Heart disease remains one of the top causes of mortality in the Unites States. Consider the various types of heart disease covered in class this week. For your discussion, complete these items: Use at least one scholarly source to support your findings. Examples of scholarly sources include academic journals, textbooks, reference texts, and CINAHL nursing guides. Be sure to cite your sources in-text and on a References page using APA format. I want two pages apart References


Heart disease is a complex condition that continues to be a leading cause of mortality in the United States. It encompasses a wide range of conditions, each of which affects the functioning of the heart and its ability to pump blood efficiently. This discussion will explore the various types of heart disease covered in class and provide an overview of their characteristics, causes, and management strategies. The information presented here is supported by scholarly sources, including academic journals and textbooks, to ensure accuracy and reliability.

Coronary Artery Disease (CAD)

One of the most common types of heart disease is coronary artery disease (CAD), which occurs when the arteries that supply blood to the heart become narrowed or blocked. This condition is characterized by the buildup of plaque within the arterial walls, resulting in reduced blood flow to the heart muscle. Risk factors for CAD include smoking, high blood pressure, high cholesterol levels, obesity, diabetes, and a sedentary lifestyle (Mozaffarian et al., 2016). Management of CAD typically involves lifestyle modifications (such as quitting smoking, exercising regularly, and maintaining a healthy diet) and the use of medications to control blood pressure, cholesterol levels, and blood clot formation. In severe cases, surgical interventions such as angioplasty or coronary artery bypass grafting may be required.

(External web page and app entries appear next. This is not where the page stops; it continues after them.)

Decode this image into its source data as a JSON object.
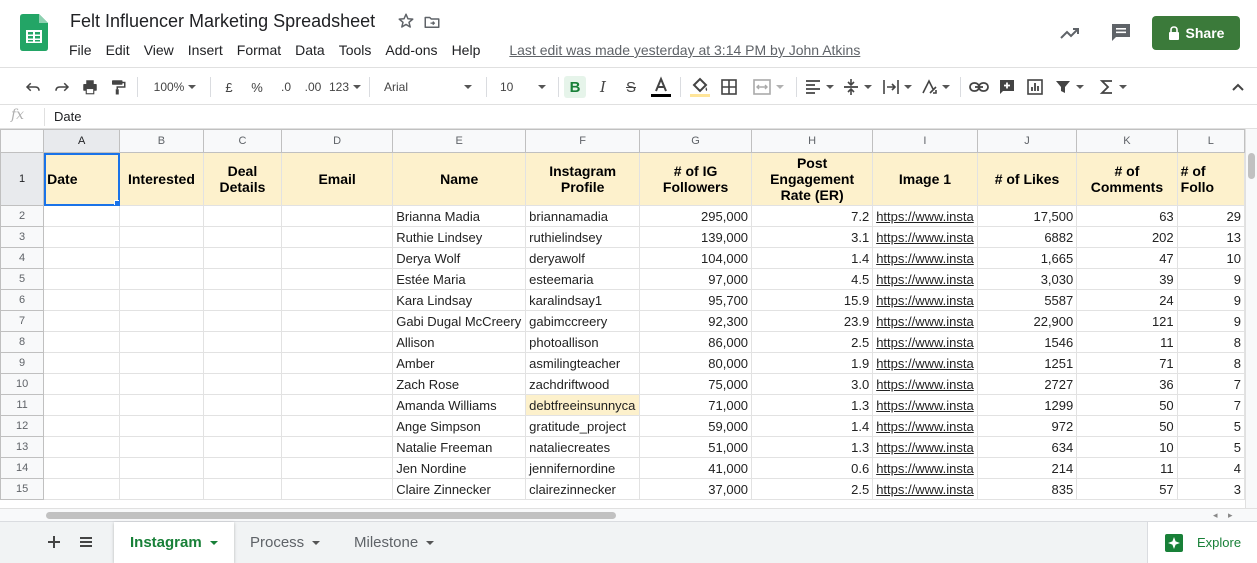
{
  "doc": {
    "title": "Felt Influencer Marketing Spreadsheet",
    "last_edit": "Last edit was made yesterday at 3:14 PM by John Atkins",
    "share_label": "Share"
  },
  "menu": [
    "File",
    "Edit",
    "View",
    "Insert",
    "Format",
    "Data",
    "Tools",
    "Add-ons",
    "Help"
  ],
  "toolbar": {
    "zoom": "100%",
    "currency": "£",
    "percent": "%",
    "dec_less": ".0",
    "dec_more": ".00",
    "more_formats": "123",
    "font": "Arial",
    "font_size": "10"
  },
  "formula_bar": {
    "fx": "fx",
    "value": "Date"
  },
  "columns": [
    "A",
    "B",
    "C",
    "D",
    "E",
    "F",
    "G",
    "H",
    "I",
    "J",
    "K",
    "L"
  ],
  "header_row": {
    "num": "1",
    "cells": [
      "Date",
      "Interested",
      "Deal Details",
      "Email",
      "Name",
      "Instagram Profile",
      "# of IG Followers",
      "Post Engagement Rate (ER)",
      "Image 1",
      "# of Likes",
      "# of Comments",
      "# of Follo"
    ]
  },
  "rows": [
    {
      "num": "2",
      "name": "Brianna Madia",
      "profile": "briannamadia",
      "followers": "295,000",
      "er": "7.2",
      "image": "https://www.insta",
      "likes": "17,500",
      "comments": "63",
      "l": "29"
    },
    {
      "num": "3",
      "name": "Ruthie Lindsey",
      "profile": "ruthielindsey",
      "followers": "139,000",
      "er": "3.1",
      "image": "https://www.insta",
      "likes": "6882",
      "comments": "202",
      "l": "13"
    },
    {
      "num": "4",
      "name": "Derya Wolf",
      "profile": "deryawolf",
      "followers": "104,000",
      "er": "1.4",
      "image": "https://www.insta",
      "likes": "1,665",
      "comments": "47",
      "l": "10"
    },
    {
      "num": "5",
      "name": "Estée Maria",
      "profile": "esteemaria",
      "followers": "97,000",
      "er": "4.5",
      "image": "https://www.insta",
      "likes": "3,030",
      "comments": "39",
      "l": "9"
    },
    {
      "num": "6",
      "name": "Kara Lindsay",
      "profile": "karalindsay1",
      "followers": "95,700",
      "er": "15.9",
      "image": "https://www.insta",
      "likes": "5587",
      "comments": "24",
      "l": "9"
    },
    {
      "num": "7",
      "name": "Gabi Dugal McCreery",
      "profile": "gabimccreery",
      "followers": "92,300",
      "er": "23.9",
      "image": "https://www.insta",
      "likes": "22,900",
      "comments": "121",
      "l": "9"
    },
    {
      "num": "8",
      "name": "Allison",
      "profile": "photoallison",
      "followers": "86,000",
      "er": "2.5",
      "image": "https://www.insta",
      "likes": "1546",
      "comments": "11",
      "l": "8"
    },
    {
      "num": "9",
      "name": "Amber",
      "profile": "asmilingteacher",
      "followers": "80,000",
      "er": "1.9",
      "image": "https://www.insta",
      "likes": "1251",
      "comments": "71",
      "l": "8"
    },
    {
      "num": "10",
      "name": "Zach Rose",
      "profile": "zachdriftwood",
      "followers": "75,000",
      "er": "3.0",
      "image": "https://www.insta",
      "likes": "2727",
      "comments": "36",
      "l": "7"
    },
    {
      "num": "11",
      "name": "Amanda Williams",
      "profile": "debtfreeinsunnyca",
      "followers": "71,000",
      "er": "1.3",
      "image": "https://www.insta",
      "likes": "1299",
      "comments": "50",
      "l": "7"
    },
    {
      "num": "12",
      "name": "Ange Simpson",
      "profile": "gratitude_project",
      "followers": "59,000",
      "er": "1.4",
      "image": "https://www.insta",
      "likes": "972",
      "comments": "50",
      "l": "5"
    },
    {
      "num": "13",
      "name": "Natalie Freeman",
      "profile": "nataliecreates",
      "followers": "51,000",
      "er": "1.3",
      "image": "https://www.insta",
      "likes": "634",
      "comments": "10",
      "l": "5"
    },
    {
      "num": "14",
      "name": "Jen Nordine",
      "profile": "jennifernordine",
      "followers": "41,000",
      "er": "0.6",
      "image": "https://www.insta",
      "likes": "214",
      "comments": "11",
      "l": "4"
    },
    {
      "num": "15",
      "name": "Claire Zinnecker",
      "profile": "clairezinnecker",
      "followers": "37,000",
      "er": "2.5",
      "image": "https://www.insta",
      "likes": "835",
      "comments": "57",
      "l": "3"
    }
  ],
  "sheets": [
    "Instagram",
    "Process",
    "Milestone"
  ],
  "explore_label": "Explore",
  "colors": {
    "share": "#3b7a3a",
    "header_fill": "#fdf1cc",
    "active_tab": "#188038",
    "selection": "#1a73e8",
    "link": "#1155cc"
  }
}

Heart Failure

Heart failure is another significant type of heart disease that occurs when the heart is unable to pump blood effectively to meet the body’s needs. It can result from various underlying conditions, such as CAD, high blood pressure, heart valve disorders, or congenital heart defects. Heart failure is classified into two types: systolic heart failure, where the heart cannot contract forcefully enough to pump blood out of the chambers, and diastolic heart failure, where the heart cannot relax and fill with enough blood between contractions (Yancy et al., 2017). Treatment for heart failure involves a combination of medications to improve heart function, control symptoms, and manage fluid retention. Lifestyle modifications, such as limiting salt intake and engaging in regular physical activity, are also crucial in managing this condition.


Arrhythmias refer to irregular heart rhythms that can occur due to abnormalities in the electrical system of the heart. These abnormal rhythms may be too slow (bradycardia) or too fast (tachycardia), which can disrupt the heart’s normal pumping ability. Common types of arrhythmias include atrial fibrillation, ventricular fibrillation, and supraventricular tachycardia. Risk factors for arrhythmias include age, high blood pressure, heart disease, diabetes, smoking, and alcohol abuse (Benjamin et al., 2017). Treatment for arrhythmias may involve medications to regulate heart rate and rhythm, implantation of devices such as pacemakers or defibrillators, or procedures to restore the normal electrical conduction of the heart.

Valvular Heart Disease

Valvular heart disease refers to conditions that affect the valves of the heart, impairing their ability to regulate blood flow. These conditions may develop due to congenital defects, infections, or age-related degeneration. The most common valve disorders are aortic stenosis, mitral regurgitation, and mitral valve prolapse. Symptoms can range from mild to severe, depending on the degree of valve dysfunction. Treatment options can include medications to manage symptoms, surgical repair or replacement of the affected valve, or minimally invasive procedures such as transcatheter aortic valve replacement (TAVR) (Nishimura et al., 2020).


Benjamin, E. J., Blaha, M. J., Chiuve, S. E., Cushman, M., Das, S. R., Deo, R., … & Molecular, M. ((2017). Heart disease and stroke statistics-2017 update: a report from the American Heart Association. Circulation, 135(10), e146-e603.

Mozaffarian, D., Benjamin, E. J., Go, A. S., Arnett, D. K., Blaha, M. J., Cushman, M., … & Turner, M. B. ((2016). Heart disease and stroke statistics-2016 update: a report from the American Heart Association. Circulation, 133(4), e38-e360.

Nishimura, R. A., Otto, C. M., Bonow, R. O., Carabello, B. A., Erwin, J. P., Guyton, R. A., … & Voon, W. L. ((2020). 2020 ACC/AHA guideline for the management of patients with valvular heart disease: a report of the American College of Cardiology/American Heart Association Joint Committee on Clinical Practice Guidelines. Circulation, 143(5), e72-e227.

Yancy, C. W., Jessup, M., Bozkurt, B., Butler, J., Casey Jr, D. E., Drazner, M. H., … & DeMets, D. ((2017). 2017 ACC/AHA/HFSA focused update of the 2013 ACCF/AHA guideline for the management of heart failure: a report of the American College of Cardiology/American Heart Association Task Force on Clinical Practice Guidelines and the Heart Failure Society of America. Journal of the American College of Cardiology, 70(6), 776-803.